• [INFORMATION]

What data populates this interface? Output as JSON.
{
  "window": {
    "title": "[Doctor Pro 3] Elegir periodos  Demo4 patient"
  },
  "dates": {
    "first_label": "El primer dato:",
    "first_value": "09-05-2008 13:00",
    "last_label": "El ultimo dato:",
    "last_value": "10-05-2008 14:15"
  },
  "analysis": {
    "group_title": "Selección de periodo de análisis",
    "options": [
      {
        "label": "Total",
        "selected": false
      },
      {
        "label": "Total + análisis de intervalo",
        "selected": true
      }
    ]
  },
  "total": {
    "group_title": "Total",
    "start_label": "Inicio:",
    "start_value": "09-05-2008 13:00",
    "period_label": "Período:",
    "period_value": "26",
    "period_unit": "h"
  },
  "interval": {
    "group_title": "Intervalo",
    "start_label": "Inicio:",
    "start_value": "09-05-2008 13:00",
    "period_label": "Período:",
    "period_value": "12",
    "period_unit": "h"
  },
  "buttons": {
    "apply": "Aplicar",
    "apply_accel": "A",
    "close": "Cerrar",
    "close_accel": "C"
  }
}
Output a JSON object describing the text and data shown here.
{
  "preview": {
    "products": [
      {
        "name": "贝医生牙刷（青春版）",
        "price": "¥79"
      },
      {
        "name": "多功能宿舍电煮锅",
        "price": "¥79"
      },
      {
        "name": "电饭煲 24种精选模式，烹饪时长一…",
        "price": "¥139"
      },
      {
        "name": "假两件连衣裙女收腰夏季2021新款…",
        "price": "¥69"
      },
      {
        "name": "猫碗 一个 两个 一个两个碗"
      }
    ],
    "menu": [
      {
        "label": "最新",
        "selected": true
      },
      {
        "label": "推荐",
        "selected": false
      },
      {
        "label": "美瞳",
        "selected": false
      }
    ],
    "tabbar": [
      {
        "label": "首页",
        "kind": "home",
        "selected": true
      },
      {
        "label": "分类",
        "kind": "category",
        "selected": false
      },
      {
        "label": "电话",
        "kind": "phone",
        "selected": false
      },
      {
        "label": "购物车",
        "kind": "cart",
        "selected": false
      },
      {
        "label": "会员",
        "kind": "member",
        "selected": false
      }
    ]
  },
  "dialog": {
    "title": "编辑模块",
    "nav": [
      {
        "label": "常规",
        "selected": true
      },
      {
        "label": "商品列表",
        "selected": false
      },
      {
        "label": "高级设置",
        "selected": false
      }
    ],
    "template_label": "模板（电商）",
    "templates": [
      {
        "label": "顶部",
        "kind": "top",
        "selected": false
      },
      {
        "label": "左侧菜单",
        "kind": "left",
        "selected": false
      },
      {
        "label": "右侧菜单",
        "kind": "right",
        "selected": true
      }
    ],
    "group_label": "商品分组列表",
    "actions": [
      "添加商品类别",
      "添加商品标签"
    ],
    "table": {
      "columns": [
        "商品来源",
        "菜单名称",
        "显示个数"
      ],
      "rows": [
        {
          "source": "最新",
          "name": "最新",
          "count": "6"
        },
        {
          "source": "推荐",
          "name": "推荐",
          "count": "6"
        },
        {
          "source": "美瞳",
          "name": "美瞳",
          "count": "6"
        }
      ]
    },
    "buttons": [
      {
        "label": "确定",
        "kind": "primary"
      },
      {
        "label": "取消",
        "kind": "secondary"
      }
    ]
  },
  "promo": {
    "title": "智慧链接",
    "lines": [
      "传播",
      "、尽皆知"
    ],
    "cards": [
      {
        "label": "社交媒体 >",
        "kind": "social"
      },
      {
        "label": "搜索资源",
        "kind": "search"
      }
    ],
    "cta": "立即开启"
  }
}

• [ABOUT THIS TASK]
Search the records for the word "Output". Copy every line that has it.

• [RESULT OF THIS TASK]
What data populates this interface? Output as JSON.
Output a JSON object describing the text and data shown here.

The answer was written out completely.